Yet against the odds and despite the many years, children and fathers sometimes find each other.
Cuong Luu was born in Vietnam, the child of a U.S. soldier who met his mother when she cleaned his apartment. The soldier left Vietnam before Luu was born, and his mother lost contact with him. Soon after, she married an American who worked for the military. He moved the family to the Virgin Islands when Luu was a toddler.
Luu inherited many of his father’s features, and in the black neighborhood of St. Thomas where he grew up, he was taunted for being white. His mother also shunned him, he said, perhaps ashamed of the memories he evoked.
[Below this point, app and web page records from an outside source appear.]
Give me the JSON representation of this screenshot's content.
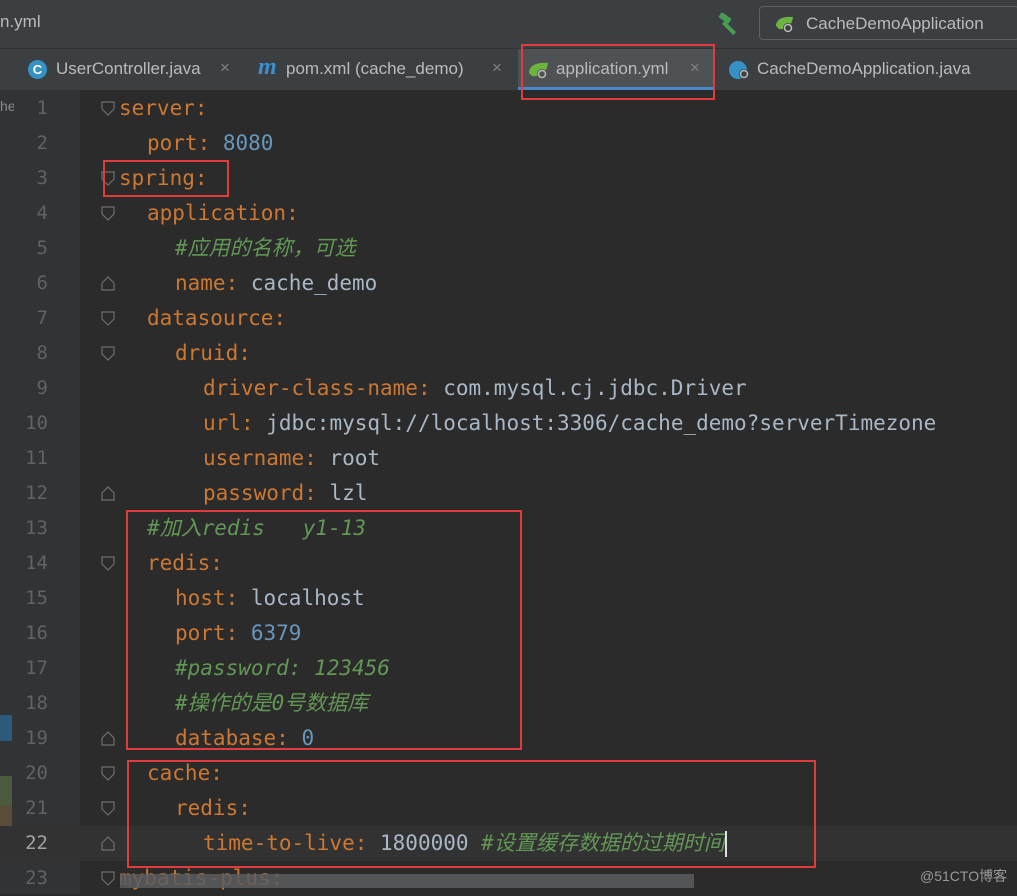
{
  "titlebar": {
    "file_crumb": "n.yml",
    "build_icon": "hammer-icon",
    "run_config": {
      "label": "CacheDemoApplication",
      "icon": "spring-boot-icon"
    }
  },
  "tabs": [
    {
      "label": "UserController.java",
      "icon": "java-class-icon",
      "close": "×"
    },
    {
      "label": "pom.xml (cache_demo)",
      "icon": "maven-icon",
      "close": "×"
    },
    {
      "label": "application.yml",
      "icon": "spring-config-icon",
      "close": "×",
      "active": true
    },
    {
      "label": "CacheDemoApplication.java",
      "icon": "spring-boot-class-icon",
      "close": "×"
    }
  ],
  "left_strip": {
    "text": "he"
  },
  "lines": [
    {
      "num": "1",
      "parts": [
        [
          "k",
          "server"
        ],
        [
          "p",
          ":"
        ]
      ]
    },
    {
      "num": "2",
      "parts": [
        [
          "k",
          "port"
        ],
        [
          "p",
          ": "
        ],
        [
          "n",
          "8080"
        ]
      ]
    },
    {
      "num": "3",
      "parts": [
        [
          "k",
          "spring"
        ],
        [
          "p",
          ":"
        ]
      ]
    },
    {
      "num": "4",
      "parts": [
        [
          "k",
          "application"
        ],
        [
          "p",
          ":"
        ]
      ]
    },
    {
      "num": "5",
      "parts": [
        [
          "c",
          "#应用的名称，可选"
        ]
      ]
    },
    {
      "num": "6",
      "parts": [
        [
          "k",
          "name"
        ],
        [
          "p",
          ": "
        ],
        [
          "s",
          "cache_demo"
        ]
      ]
    },
    {
      "num": "7",
      "parts": [
        [
          "k",
          "datasource"
        ],
        [
          "p",
          ":"
        ]
      ]
    },
    {
      "num": "8",
      "parts": [
        [
          "k",
          "druid"
        ],
        [
          "p",
          ":"
        ]
      ]
    },
    {
      "num": "9",
      "parts": [
        [
          "k",
          "driver-class-name"
        ],
        [
          "p",
          ": "
        ],
        [
          "s",
          "com.mysql.cj.jdbc.Driver"
        ]
      ]
    },
    {
      "num": "10",
      "parts": [
        [
          "k",
          "url"
        ],
        [
          "p",
          ": "
        ],
        [
          "s",
          "jdbc:mysql://localhost:3306/cache_demo?serverTimezone"
        ]
      ]
    },
    {
      "num": "11",
      "parts": [
        [
          "k",
          "username"
        ],
        [
          "p",
          ": "
        ],
        [
          "s",
          "root"
        ]
      ]
    },
    {
      "num": "12",
      "parts": [
        [
          "k",
          "password"
        ],
        [
          "p",
          ": "
        ],
        [
          "s",
          "lzl"
        ]
      ]
    },
    {
      "num": "13",
      "parts": [
        [
          "c",
          "#加入redis   y1-13"
        ]
      ]
    },
    {
      "num": "14",
      "parts": [
        [
          "k",
          "redis"
        ],
        [
          "p",
          ":"
        ]
      ]
    },
    {
      "num": "15",
      "parts": [
        [
          "k",
          "host"
        ],
        [
          "p",
          ": "
        ],
        [
          "s",
          "localhost"
        ]
      ]
    },
    {
      "num": "16",
      "parts": [
        [
          "k",
          "port"
        ],
        [
          "p",
          ": "
        ],
        [
          "n",
          "6379"
        ]
      ]
    },
    {
      "num": "17",
      "parts": [
        [
          "c",
          "#password: 123456"
        ]
      ]
    },
    {
      "num": "18",
      "parts": [
        [
          "c",
          "#操作的是0号数据库"
        ]
      ]
    },
    {
      "num": "19",
      "parts": [
        [
          "k",
          "database"
        ],
        [
          "p",
          ": "
        ],
        [
          "n",
          "0"
        ]
      ]
    },
    {
      "num": "20",
      "parts": [
        [
          "k",
          "cache"
        ],
        [
          "p",
          ":"
        ]
      ]
    },
    {
      "num": "21",
      "parts": [
        [
          "k",
          "redis"
        ],
        [
          "p",
          ":"
        ]
      ]
    },
    {
      "num": "22",
      "parts": [
        [
          "k",
          "time-to-live"
        ],
        [
          "p",
          ": "
        ],
        [
          "s",
          "1800000 "
        ],
        [
          "c",
          "#设置缓存数据的过期时间"
        ]
      ]
    },
    {
      "num": "23",
      "parts": [
        [
          "k",
          "mybatis-plus"
        ],
        [
          "p",
          ":"
        ]
      ]
    }
  ],
  "watermark": "@51CTO博客",
  "colors": {
    "keyword": "#cc7832",
    "string": "#a9b7c6",
    "number": "#6897bb",
    "comment": "#629755",
    "highlight_box": "#e03c3c",
    "active_tab_underline": "#4a88c7"
  }
}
By 17, he was living on the street, selling marijuana and smoking crack. At 20, he was in prison for robbing a man at gunpoint. When he got out, his half-sister took him to Baltimore, where he resumed selling drugs.
But then he had a daughter with a girlfriend, and something inside him changed. “I worried I would just go to jail and never see her,” he said of his daughter, Cara, who is 4.
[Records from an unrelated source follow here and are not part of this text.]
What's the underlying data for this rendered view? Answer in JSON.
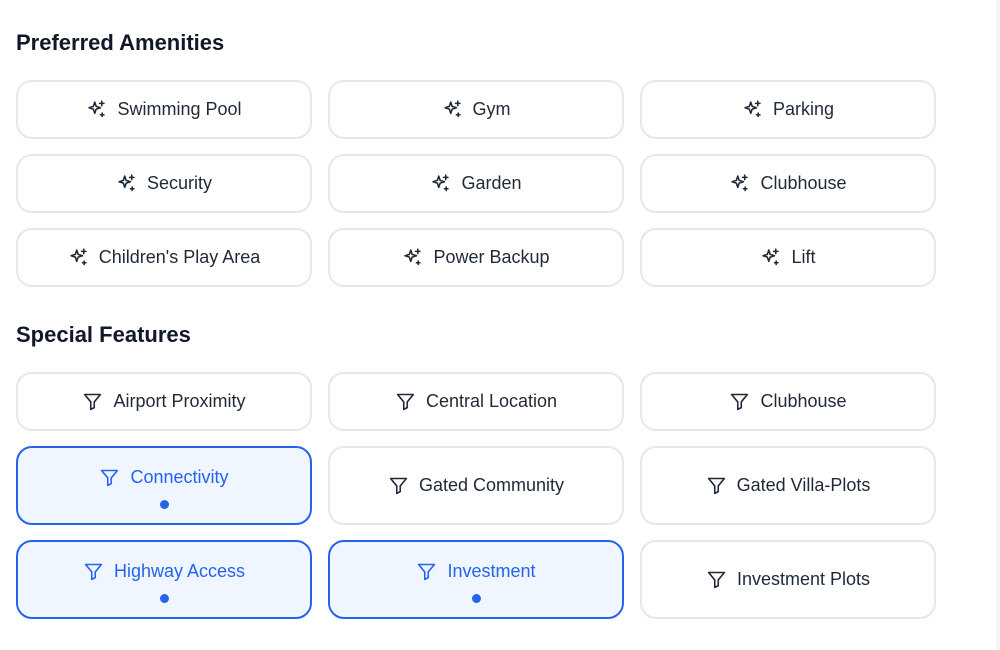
{
  "amenities": {
    "title": "Preferred Amenities",
    "icon": "sparkles-icon",
    "items": [
      {
        "label": "Swimming Pool"
      },
      {
        "label": "Gym"
      },
      {
        "label": "Parking"
      },
      {
        "label": "Security"
      },
      {
        "label": "Garden"
      },
      {
        "label": "Clubhouse"
      },
      {
        "label": "Children's Play Area"
      },
      {
        "label": "Power Backup"
      },
      {
        "label": "Lift"
      }
    ]
  },
  "features": {
    "title": "Special Features",
    "icon": "filter-icon",
    "items": [
      {
        "label": "Airport Proximity",
        "selected": false
      },
      {
        "label": "Central Location",
        "selected": false
      },
      {
        "label": "Clubhouse",
        "selected": false
      },
      {
        "label": "Connectivity",
        "selected": true
      },
      {
        "label": "Gated Community",
        "selected": false
      },
      {
        "label": "Gated Villa-Plots",
        "selected": false
      },
      {
        "label": "Highway Access",
        "selected": true
      },
      {
        "label": "Investment",
        "selected": true
      },
      {
        "label": "Investment Plots",
        "selected": false
      }
    ]
  },
  "colors": {
    "accent": "#2563eb",
    "selected_bg": "#eff6ff",
    "border": "#e5e7eb"
  }
}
He decided he needed to find his biological father to set his life straight. “I wanted to feel more whole,” said Luu, 41. “I just wanted to see him with my own two eyes.”
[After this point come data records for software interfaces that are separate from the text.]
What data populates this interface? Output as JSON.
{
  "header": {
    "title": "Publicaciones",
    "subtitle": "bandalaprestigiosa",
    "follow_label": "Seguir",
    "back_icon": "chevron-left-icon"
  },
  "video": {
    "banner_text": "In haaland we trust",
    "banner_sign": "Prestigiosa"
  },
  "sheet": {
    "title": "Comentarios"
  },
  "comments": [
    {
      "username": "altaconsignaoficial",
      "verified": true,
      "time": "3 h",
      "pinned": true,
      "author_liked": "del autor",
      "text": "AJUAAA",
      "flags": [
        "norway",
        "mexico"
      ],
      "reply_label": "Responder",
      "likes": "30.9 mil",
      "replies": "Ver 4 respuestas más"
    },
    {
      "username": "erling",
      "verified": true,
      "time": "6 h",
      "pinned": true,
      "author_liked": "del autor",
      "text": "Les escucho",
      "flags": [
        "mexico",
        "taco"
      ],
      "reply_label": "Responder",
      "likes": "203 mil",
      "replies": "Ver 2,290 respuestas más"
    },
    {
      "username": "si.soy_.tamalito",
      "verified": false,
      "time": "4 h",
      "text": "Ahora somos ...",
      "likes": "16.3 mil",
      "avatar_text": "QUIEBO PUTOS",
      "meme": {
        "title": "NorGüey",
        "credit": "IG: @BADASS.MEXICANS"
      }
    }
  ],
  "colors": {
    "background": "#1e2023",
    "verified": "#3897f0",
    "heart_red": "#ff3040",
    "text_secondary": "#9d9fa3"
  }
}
He discovered references to Jack Magee on a veterans’ website and, through Facebook, tracked down a man who had served in the same unit.
Luu had his DNA tested, and he had a match. In November, Magee, a retired teacher from Southern California, visited Luu on his birthday. An awkward relationship, full of possibility, but not untouched by resentment and wariness, was born.
Magee now calls his son weekly, checking to make sure he is still working in his job cleaning hospital rooms in Baltimore. He also shipped a used Toyota Corolla from California to Luu, who had been commuting by bus.
“I was stunned he was out there,” Magee, 75, said in an interview.
Now that he has found his father, Luu said, he feels stronger. But the discovery, he has realized, has not solved his problems. What can a former felon do to make a better living? Go to college? Start a business? Drug dealing remains a powerful temptation.
“I just wish I had met him before,” Luu said. “He could have taught me things.”
Brian Hjort, a Danish man who has helped Luu and other Vietnamese track down their fathers, said Amerasians often had unrealistically high expectations for reunions with fathers, hoping they will heal deep emotional wounds. But the veterans they meet are often infirm or struggling economically. Sometimes the relationships are emotionally unfulfilling.
“I try to tell them: I can’t guarantee love,” Hjort said. “I can only try to find your father.”
Hjort, 42, an industrial painter from Copenhagen, is among a small coterie of self-trained experts who have helped Amerasians track down fathers, mostly pro bono.
Working in his spare time, he has found scores of fathers, he estimates. Some had died, and many others hung up on him. But perhaps two dozen have accepted their children. And in recent years, veterans, too, have begun asking for help. James Copeland was one.
In 2011, Copeland, by then retired, began reading about Amerasians’ miserable lives in Vietnam. Appalled, he decided to search for his own child.
He found Hjort and sent him money to visit Vietnam, where he tracked down the brother of an Amerasian woman who was living in America.
Hjort sent a photograph of the woman and her mother to Copeland, and he instantly recognized the mother as his old girlfriend. His hands were shaking with excitement as he dialed the daughter’s number and asked: “Is this Tiffany Nguyen?”
He visited her, her mother and her three brothers in Reading, Pa., where she runs a nail salon at the Walmart. Nguyen and her three children spent Thanksgiving 2011 with him in Mississippi.
“There were a lot of years to cover,” Copeland said. “I can sleep a lot better now.”
But the reunion has also brought him unexpected heartache. His wife became furious when she discovered that he had a Vietnamese daughter, and she demanded that he not visit her. He refused: Nguyen is his only biological child.
After 37 years of marriage, he and his wife are separated and considering divorce, he said.
His wife did not respond to efforts to reach her for comment.